Since the 1980s, researchers have started to implement electronic case report forms (eCRFs) in clinical trials and research. As mentioned above, eCRFs have become a leading aspect of good source documentation practices as they are linked to easier monitoring and data collection, improved data quality and completeness, and audit facilitation and safety. With the inclusion of technical features, such as alarms, automatic completions, and reminders, eCRFs permit speedier database processing and shorter study periods. Moreover, studies show that the use of eCRFs results in reduced losses, errors, costs, and transport logistics. Last but not the least, eCRFs are especially beneficial for multi-center trials (Le Jeannic, 2014). Establishing connections between research is crucial for practice and patients’ well-being.

 

All the advantages eCRFs have over pCRFs have led to a crucial shift in research preferences. A survey among investigators, clinical research associates (CRAs), and data managers (DMs) reveals a positive attitude towards electronic forms. Note that younger and tech-savvy individuals show even higher preferences for eCRFs.

Electronic Case Report Forms: Benefits

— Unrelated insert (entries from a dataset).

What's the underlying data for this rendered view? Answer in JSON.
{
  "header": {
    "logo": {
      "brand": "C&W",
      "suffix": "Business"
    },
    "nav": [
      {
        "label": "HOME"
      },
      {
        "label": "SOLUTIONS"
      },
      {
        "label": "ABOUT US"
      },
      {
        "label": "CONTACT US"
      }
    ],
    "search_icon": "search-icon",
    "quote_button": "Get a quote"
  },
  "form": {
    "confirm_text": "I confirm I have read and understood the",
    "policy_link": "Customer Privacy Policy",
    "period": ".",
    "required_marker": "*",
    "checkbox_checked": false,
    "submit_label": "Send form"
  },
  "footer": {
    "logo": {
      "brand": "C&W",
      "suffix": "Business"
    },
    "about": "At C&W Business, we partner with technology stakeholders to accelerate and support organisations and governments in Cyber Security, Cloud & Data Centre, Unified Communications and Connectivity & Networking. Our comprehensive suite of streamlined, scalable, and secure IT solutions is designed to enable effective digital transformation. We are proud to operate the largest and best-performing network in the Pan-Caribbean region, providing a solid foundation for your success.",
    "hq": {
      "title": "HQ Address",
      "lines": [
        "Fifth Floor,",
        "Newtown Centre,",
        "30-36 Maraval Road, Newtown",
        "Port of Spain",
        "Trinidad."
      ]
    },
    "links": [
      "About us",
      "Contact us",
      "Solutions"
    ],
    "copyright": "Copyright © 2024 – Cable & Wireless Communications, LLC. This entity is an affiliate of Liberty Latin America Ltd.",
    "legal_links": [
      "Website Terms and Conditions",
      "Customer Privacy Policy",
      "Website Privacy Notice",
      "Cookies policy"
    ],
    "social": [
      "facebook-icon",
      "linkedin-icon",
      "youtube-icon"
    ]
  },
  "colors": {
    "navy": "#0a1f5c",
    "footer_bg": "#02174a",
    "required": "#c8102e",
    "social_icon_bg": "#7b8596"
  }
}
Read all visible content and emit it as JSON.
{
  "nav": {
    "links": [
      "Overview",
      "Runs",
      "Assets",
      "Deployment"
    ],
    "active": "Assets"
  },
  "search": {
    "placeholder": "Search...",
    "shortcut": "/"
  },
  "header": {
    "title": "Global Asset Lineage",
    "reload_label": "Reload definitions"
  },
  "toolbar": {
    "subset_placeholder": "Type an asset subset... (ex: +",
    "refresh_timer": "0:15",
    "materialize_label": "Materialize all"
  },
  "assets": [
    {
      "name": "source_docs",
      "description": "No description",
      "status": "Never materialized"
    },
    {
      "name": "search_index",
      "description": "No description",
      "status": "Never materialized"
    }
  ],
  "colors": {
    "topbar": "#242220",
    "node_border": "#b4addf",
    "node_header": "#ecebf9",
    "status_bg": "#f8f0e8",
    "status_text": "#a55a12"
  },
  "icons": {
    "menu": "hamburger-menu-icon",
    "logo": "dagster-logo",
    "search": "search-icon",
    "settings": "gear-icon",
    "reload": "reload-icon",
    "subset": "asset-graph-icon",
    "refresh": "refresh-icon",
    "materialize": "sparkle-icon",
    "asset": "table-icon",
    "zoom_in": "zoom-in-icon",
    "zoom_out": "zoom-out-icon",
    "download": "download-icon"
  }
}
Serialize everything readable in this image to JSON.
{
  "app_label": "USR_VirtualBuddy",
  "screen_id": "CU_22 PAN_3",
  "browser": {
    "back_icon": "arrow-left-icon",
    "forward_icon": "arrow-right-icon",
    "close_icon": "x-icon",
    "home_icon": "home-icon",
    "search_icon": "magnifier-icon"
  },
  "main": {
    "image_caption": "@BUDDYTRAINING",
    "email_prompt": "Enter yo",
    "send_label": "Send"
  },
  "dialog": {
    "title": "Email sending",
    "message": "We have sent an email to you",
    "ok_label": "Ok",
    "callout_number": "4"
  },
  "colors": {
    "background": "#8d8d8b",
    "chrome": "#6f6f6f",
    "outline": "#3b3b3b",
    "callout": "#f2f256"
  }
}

As mentioned above, paper forms are slowly being replaced by digital formats. For instance, Electronic Data Capture (EDC) and Clinical Trial Management System (CTMS) are widely used in research (Schweitzer, 2016), with a focus on medical data registries. Usually, eCRFs facilitate data collection and are highly beneficial in pragmatic trials, without interfering with drug administration and constant monitoring.

 

In a nutshell, eCRFs are electronic case report forms used to collect detailed data and facilitate coordination between investigators and sponsors; eCRFs can help researchers answer study objectives or test hypotheses. Depending on the size of the study, data collection can be a flexible process: data can be captured over a period of weeks, months, or years. In fact, it may also include data from check-up visits, even months after patients’ treatment has ceased.

 

Note that traditionally, the research institution conducting the clinical study is responsible for the specific design of any eCRF. Specific eCRFs help researchers achieve an integrated solution for the needs of their research body (of any size). Nevertheless, perhaps the most beneficial aspect of eCRFs (relevant to our global society), is the fact that eCRFs enable the remote sharing of clinical data and multi-center analysis, allowing productive audits. At the same time, research standards and confidentiality are the main objectives of any eCRF design, and in fact, software solutions like Qolty guarantee 100% safety.

 

Goals and Benefits of eCRFs

 

Data Capture: eCRFs allow detailed data collection at distinct times (Meinecke, 2017). Having data in real-time guarantees accurate observations and reliable findings.

 

Data Management & Flexibility: eCRFs facilitate the rapid capturing of vital clinical data, including transfer from and to external devices. Better results often lead to practical improvements, effective drug development, and high levels of patient satisfaction.

 

Work-flow Process: As eCRFs implement automated alerting processes, medical staff and patients benefit from research. Automated features eliminate the need for additional training and at the same time, they boast people’s motivation. Pop-up windows can be helpful attributes.

 

Data Integration: eCRFs enable the standardized storage of data, which is focused on both research and clinical care, and eliminate interference with treatment. In other words, electronic forms benefit research theory and medical practice.

 

Transparency & Interoperability: eCRFs give access to transparent data at all times. At the same time, eCRFs support the sharing of data with all the different stakeholders involved in each study. These semantic and syntactic interoperability features are especially beneficial in multi-center trials and international research.

 

Standards: eCRFs follow standards (described below) to provide interoperability for data exchange, which may facilitate research. The Standards are created in accordance with ethical principles and safety procedures.

 

Thus, the levels of satisfaction regarding eCRFs data collection (among investigators, CRAs, and DMs), are high: